**Your task**.
Retype the entries below exactly, but begin at the line containing "Enumerate this screenshot's" and end at the last line.

**Records for the task**.
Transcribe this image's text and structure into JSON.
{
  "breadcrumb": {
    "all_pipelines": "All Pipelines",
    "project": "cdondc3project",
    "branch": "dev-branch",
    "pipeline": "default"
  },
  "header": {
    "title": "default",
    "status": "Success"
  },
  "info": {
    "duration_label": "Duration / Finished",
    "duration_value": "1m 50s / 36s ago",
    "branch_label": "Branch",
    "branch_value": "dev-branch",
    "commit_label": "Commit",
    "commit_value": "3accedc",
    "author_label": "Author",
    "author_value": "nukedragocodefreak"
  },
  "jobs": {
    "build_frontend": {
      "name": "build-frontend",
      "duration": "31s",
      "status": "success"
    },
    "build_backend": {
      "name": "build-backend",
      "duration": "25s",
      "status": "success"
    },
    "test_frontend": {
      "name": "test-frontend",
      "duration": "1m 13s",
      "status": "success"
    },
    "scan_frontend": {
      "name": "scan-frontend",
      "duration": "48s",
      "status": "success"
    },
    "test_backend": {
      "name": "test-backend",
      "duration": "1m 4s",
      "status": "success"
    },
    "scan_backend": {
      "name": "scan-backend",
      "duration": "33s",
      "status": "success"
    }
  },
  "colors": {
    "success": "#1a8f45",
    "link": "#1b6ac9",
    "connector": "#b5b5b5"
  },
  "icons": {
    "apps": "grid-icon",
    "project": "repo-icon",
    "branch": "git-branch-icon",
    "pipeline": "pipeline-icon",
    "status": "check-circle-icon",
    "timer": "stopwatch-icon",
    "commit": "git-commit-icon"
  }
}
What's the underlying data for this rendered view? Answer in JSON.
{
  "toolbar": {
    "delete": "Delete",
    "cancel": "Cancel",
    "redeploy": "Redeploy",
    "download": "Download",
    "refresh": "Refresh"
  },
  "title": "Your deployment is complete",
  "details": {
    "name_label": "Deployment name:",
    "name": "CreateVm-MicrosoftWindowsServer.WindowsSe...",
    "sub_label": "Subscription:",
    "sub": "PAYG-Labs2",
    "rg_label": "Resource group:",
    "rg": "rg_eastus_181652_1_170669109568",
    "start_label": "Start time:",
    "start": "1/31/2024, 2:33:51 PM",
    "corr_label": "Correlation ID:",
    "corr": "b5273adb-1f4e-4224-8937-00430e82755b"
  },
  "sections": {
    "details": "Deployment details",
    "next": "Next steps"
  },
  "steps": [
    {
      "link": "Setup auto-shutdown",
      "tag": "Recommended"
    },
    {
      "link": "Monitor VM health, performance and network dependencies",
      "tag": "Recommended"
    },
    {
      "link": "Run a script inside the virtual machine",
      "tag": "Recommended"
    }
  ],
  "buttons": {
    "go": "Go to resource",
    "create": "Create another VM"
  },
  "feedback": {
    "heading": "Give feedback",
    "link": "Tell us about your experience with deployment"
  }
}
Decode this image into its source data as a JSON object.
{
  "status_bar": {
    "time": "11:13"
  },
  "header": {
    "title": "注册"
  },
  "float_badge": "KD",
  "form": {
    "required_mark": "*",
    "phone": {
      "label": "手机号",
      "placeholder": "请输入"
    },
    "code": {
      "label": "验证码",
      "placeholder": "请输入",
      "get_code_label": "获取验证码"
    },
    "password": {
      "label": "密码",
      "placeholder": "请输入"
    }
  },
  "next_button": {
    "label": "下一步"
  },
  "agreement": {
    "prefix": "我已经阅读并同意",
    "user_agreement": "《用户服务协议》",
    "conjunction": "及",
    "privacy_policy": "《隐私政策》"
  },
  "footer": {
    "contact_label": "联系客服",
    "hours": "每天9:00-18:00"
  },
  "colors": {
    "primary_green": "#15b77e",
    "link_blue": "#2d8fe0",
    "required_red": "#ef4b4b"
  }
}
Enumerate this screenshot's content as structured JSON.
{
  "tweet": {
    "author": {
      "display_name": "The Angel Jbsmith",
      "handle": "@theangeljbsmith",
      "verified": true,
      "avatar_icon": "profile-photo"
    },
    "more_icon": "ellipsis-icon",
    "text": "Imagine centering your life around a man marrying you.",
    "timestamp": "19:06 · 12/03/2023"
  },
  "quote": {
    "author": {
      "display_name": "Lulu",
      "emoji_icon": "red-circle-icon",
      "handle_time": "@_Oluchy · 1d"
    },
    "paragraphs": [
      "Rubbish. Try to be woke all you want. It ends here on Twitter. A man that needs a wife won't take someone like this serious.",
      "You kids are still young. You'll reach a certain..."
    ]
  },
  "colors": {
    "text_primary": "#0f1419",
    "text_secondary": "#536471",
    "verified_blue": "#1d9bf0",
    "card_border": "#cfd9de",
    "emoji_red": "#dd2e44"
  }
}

**Solution to this exercise**.
Enumerate this screenshot's content as structured JSON.
{
  "tweet": {
    "author": {
      "display_name": "The Angel Jbsmith",
      "handle": "@theangeljbsmith",
      "verified": true,
      "avatar_icon": "profile-photo"
    },
    "more_icon": "ellipsis-icon",
    "text": "Imagine centering your life around a man marrying you.",
    "timestamp": "19:06 · 12/03/2023"
  },
  "quote": {
    "author": {
      "display_name": "Lulu",
      "emoji_icon": "red-circle-icon",
      "handle_time": "@_Oluchy · 1d"
    },
    "paragraphs": [
      "Rubbish. Try to be woke all you want. It ends here on Twitter. A man that needs a wife won't take someone like this serious.",
      "You kids are still young. You'll reach a certain..."
    ]
  },
  "colors": {
    "text_primary": "#0f1419",
    "text_secondary": "#536471",
    "verified_blue": "#1d9bf0",
    "card_border": "#cfd9de",
    "emoji_red": "#dd2e44"
  }
}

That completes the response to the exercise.